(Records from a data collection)
= Beginning of Section =

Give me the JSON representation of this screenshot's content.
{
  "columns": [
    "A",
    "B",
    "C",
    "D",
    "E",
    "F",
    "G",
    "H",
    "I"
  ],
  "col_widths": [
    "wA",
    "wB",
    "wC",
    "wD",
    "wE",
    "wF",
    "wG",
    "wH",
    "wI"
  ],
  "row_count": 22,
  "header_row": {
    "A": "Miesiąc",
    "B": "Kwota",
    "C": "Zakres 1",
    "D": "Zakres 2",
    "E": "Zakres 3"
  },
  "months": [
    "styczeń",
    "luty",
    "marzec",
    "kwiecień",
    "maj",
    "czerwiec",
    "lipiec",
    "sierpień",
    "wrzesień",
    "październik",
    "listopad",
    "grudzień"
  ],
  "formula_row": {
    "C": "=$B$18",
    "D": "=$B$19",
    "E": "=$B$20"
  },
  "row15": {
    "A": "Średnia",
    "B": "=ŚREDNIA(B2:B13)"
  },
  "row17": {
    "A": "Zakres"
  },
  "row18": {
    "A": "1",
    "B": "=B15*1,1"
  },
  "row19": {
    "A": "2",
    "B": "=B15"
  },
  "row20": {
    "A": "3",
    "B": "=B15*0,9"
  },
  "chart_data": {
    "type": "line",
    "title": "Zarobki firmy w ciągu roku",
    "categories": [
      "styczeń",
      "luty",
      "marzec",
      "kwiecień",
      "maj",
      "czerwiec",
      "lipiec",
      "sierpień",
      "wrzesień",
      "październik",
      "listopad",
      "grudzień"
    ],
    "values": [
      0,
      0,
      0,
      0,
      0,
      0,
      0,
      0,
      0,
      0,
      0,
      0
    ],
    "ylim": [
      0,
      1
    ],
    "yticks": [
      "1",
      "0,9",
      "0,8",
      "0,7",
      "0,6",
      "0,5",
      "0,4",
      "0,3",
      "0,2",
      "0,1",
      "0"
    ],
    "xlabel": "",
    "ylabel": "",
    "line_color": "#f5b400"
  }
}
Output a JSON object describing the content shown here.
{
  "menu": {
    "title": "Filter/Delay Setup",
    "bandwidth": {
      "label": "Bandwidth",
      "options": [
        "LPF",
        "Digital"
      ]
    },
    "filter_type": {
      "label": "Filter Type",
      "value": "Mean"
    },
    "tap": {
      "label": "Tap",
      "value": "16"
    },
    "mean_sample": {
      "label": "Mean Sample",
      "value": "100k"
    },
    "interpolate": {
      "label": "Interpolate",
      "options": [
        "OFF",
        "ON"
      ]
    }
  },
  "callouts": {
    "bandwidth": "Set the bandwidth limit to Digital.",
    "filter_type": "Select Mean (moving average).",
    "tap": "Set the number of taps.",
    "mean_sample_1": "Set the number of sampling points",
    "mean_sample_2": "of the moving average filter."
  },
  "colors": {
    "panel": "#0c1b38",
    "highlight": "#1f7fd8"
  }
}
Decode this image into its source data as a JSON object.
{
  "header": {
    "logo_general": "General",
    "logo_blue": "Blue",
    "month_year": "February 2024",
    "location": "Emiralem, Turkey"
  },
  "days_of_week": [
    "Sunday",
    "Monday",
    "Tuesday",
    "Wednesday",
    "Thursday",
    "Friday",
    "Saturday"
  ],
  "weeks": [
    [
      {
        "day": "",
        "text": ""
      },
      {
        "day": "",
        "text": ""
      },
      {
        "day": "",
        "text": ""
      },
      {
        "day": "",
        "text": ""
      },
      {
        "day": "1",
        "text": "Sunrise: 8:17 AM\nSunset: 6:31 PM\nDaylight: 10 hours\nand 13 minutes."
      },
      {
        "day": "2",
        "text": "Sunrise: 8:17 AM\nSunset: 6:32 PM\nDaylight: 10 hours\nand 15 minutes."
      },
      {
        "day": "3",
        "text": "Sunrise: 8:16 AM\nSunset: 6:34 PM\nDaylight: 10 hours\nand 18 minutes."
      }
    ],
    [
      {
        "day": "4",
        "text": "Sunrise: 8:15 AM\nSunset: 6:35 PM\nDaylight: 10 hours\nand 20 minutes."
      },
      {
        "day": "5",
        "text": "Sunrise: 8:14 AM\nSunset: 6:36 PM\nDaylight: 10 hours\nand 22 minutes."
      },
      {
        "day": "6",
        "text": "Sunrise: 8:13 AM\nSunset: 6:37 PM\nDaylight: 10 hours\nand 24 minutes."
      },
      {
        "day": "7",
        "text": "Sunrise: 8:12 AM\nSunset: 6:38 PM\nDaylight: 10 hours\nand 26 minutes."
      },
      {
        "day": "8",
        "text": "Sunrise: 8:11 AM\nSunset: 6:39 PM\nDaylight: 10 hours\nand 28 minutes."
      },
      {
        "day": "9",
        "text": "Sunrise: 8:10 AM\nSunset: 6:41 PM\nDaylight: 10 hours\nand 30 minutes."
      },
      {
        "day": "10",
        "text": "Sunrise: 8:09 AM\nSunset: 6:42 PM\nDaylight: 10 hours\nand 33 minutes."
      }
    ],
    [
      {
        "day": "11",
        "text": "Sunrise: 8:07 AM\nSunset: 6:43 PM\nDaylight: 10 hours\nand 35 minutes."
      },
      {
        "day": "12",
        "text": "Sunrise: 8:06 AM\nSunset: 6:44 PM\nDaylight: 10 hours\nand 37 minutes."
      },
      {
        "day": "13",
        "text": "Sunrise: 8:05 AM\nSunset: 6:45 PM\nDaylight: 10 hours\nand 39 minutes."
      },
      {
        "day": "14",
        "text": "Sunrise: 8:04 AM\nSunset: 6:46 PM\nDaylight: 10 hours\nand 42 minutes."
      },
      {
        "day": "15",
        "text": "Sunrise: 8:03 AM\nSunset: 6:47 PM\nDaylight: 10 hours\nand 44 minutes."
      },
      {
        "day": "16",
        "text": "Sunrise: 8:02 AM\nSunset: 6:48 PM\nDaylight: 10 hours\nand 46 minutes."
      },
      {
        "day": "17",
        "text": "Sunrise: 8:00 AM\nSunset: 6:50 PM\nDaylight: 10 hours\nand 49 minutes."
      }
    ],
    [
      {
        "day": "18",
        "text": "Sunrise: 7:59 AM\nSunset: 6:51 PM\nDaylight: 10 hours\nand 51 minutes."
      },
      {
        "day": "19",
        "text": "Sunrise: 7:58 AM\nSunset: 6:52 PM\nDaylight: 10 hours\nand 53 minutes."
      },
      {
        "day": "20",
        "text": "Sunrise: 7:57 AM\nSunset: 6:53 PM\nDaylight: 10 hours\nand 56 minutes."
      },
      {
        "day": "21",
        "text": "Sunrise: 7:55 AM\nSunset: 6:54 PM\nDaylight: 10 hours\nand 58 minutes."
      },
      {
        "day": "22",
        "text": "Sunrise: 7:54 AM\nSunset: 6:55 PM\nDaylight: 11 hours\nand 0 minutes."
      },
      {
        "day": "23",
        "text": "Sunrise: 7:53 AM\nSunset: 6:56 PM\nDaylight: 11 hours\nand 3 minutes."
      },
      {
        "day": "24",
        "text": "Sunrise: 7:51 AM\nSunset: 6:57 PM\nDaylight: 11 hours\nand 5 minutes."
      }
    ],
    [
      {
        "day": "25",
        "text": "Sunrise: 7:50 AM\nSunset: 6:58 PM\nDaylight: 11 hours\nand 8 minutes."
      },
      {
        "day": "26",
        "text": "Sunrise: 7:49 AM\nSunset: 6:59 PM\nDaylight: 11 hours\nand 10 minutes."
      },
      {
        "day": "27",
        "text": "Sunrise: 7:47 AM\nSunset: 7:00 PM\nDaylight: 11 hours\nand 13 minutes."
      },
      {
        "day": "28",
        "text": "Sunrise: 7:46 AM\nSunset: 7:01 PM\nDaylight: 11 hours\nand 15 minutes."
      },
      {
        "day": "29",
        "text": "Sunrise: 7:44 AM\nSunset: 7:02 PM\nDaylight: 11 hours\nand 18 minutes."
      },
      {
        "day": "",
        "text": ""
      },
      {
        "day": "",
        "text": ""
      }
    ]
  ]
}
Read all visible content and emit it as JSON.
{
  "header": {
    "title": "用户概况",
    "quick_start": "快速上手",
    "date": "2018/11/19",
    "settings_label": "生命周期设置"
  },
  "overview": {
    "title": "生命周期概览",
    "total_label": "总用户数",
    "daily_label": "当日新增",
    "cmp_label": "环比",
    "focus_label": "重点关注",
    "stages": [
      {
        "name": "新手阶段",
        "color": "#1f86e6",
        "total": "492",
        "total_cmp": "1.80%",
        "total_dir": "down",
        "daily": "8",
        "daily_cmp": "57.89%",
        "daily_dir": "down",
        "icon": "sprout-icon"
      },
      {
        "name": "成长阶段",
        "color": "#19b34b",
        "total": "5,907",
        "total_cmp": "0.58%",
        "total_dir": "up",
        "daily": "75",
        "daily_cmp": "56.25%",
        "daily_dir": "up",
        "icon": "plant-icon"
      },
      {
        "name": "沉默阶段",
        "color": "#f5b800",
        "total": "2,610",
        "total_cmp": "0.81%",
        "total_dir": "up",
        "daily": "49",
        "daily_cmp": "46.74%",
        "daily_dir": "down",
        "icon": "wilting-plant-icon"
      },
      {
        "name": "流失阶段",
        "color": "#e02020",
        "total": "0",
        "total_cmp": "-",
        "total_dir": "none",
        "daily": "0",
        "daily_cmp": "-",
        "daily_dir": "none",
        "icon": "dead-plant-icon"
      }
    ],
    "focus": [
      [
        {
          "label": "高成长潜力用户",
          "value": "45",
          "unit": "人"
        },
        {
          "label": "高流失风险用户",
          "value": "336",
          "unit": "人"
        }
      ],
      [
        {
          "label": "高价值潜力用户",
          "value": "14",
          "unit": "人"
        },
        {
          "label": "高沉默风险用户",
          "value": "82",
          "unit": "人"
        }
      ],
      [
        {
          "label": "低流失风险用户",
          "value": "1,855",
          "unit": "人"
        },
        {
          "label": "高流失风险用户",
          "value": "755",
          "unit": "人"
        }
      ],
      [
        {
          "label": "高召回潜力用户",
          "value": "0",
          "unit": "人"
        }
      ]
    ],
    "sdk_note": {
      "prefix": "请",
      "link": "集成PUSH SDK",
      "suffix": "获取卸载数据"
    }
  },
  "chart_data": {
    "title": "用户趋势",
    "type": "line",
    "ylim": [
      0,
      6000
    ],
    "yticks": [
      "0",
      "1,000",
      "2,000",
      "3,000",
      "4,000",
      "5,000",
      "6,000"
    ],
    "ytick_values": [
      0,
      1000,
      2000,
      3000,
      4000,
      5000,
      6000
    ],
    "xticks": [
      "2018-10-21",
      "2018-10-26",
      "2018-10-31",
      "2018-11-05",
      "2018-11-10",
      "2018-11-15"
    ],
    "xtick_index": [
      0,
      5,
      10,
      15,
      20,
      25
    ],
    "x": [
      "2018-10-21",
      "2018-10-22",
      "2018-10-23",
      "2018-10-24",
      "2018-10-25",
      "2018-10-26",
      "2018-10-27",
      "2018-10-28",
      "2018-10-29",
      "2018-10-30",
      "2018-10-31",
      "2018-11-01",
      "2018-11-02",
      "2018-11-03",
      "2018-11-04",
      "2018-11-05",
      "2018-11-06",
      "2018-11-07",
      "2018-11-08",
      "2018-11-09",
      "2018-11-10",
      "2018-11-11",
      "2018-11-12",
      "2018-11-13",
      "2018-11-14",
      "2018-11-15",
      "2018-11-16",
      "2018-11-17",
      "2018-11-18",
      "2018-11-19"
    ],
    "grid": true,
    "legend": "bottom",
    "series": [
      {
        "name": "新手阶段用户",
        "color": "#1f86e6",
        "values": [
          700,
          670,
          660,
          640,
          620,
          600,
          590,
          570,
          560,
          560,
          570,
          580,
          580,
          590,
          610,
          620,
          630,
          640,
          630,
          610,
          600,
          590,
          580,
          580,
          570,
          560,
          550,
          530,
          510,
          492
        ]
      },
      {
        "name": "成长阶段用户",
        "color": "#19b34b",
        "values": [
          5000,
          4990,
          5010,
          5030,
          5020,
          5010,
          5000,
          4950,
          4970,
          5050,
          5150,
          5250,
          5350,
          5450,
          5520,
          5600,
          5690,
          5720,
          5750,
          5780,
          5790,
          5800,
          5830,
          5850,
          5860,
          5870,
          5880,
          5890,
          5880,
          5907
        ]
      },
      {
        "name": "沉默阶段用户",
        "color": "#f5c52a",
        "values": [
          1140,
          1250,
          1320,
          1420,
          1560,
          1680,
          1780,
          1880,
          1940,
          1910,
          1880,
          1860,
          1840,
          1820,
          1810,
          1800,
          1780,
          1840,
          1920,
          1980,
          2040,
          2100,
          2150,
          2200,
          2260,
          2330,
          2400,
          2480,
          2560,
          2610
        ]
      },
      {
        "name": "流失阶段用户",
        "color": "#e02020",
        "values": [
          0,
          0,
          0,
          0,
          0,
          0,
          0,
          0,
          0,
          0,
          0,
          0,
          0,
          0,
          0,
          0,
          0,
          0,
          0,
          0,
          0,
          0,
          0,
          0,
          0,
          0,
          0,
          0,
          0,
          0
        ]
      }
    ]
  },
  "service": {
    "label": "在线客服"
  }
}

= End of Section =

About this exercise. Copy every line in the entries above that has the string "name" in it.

Answer to this problem.
        "name": "新手阶段",
        "name": "成长阶段",
        "name": "沉默阶段",
        "name": "流失阶段",
        "name": "新手阶段用户",
        "name": "成长阶段用户",
        "name": "沉默阶段用户",
        "name": "流失阶段用户",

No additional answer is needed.